Another really excellent feature of being a landlord in France - if you're a French resident - is that successive governments have recognised the important place of landlords in making accommodation available. They have, therefore, offered some great tax breaks and subsidies to encourage landlords to invest.
For instance, the Loi Pinel and Loi Denormandie allow landlords who invest in new property (Pinel) or refurbish below-standard older housing (Denormandie) significant tax breaks over a number of years. These are conditional on the property being rented out for a number of years, so they are not short-term incentives, but they can represent a significant saving for most investors. These tax breaks can be set against your other income, for instance from other investments or salary.
Some municipalities also offer targeted grants for refurbishing older properties, particularly where energy efficiency measures are concerned. This can come through ANAH (the national housing agency) and is usually linked to social rentals; in some cases ANAH may even take on responsibility for managing the property.
Remember, though, if you're not a French resident, you'll be responsible for paying tax in France first, and then the income will also be taken into account in your country of residence - which might not have the same tax breaks.
Short-term lets will appeal if you have a holiday house or a city apartment that you don't use all the time. Most short-term lets are for less than a month, and don't give the renter the same rights they'd get under a long term letting.
Different rules apply to renting out your main residence and renting out a secondary home. Renting out your main residence generally doesn't need to be declared, as long as it's for under 120 days. However, some cities, including Paris, Lyon, Lille, Toulouse and Bordeaux, require you to register.
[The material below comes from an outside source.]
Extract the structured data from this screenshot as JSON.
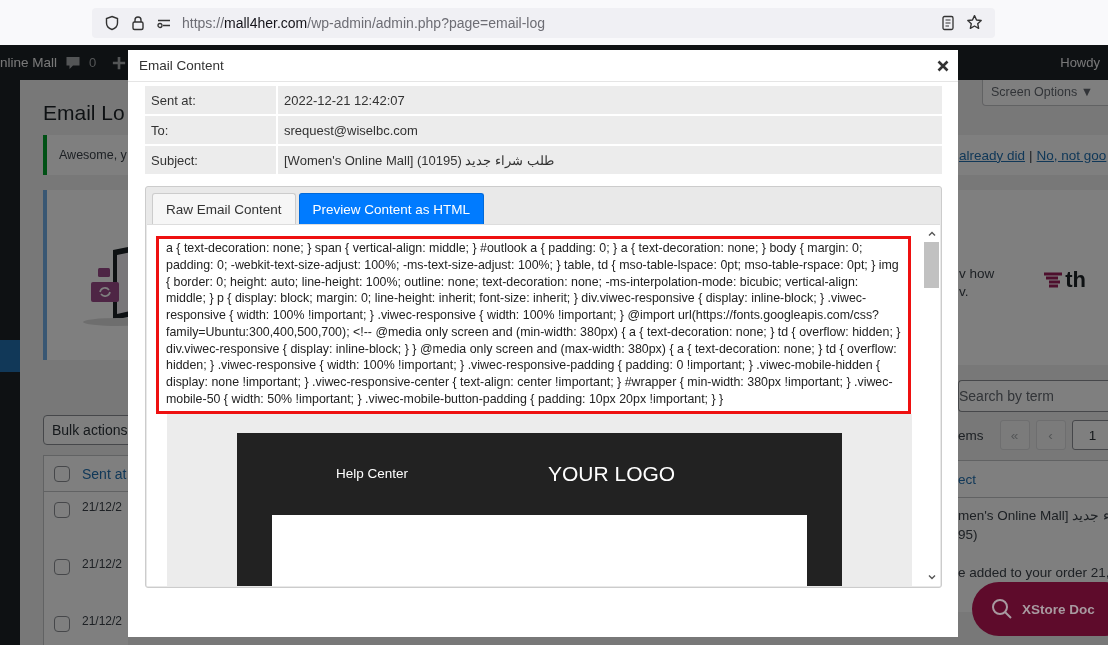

You make a simple declaration - it's not an application, and can't be refused - and you'll get your registration number.
However, renting out a secondary home is more tricky, with different administrative requirements depending on where you live.
• In most rural communes you just need to tell the mairie.
• In cities over 200,000 population, and in the departments of Hauts-de-Seine, Seine Saint-Denis and Val-de-Marne, you need to make a declaration and then obtain authorisation for change of use.
• In certain cities (Paris, Bordeaux, Biarritz, Cannes, Lyon, Nice, Strasbourg, Toulouse and a few others) you'll need to get the authorisation first.
So if you have a Limousin farmhouse or a house in Provence, you're not going to have a problem; but renting out a city flat comes with a certain amount of paperwork. Don't be tempted to cut it out - you'll need that registration number if you use AirBNB, anyway, and there's a €50,000 fine for non-compliance.
France is a great place to be a tenant. But equally, it's a great place to be a landlord, if you get things right. However, dealing with the paperwork can be a pain. Fortunately, there are plenty of good rental agents - who by law need to be registered as estate agents and have their certificate displayed on their premises - for whom dealing with paperwork is second nature. It's well worth the 10% or so they'll charge to ensure all the paperasse is under control.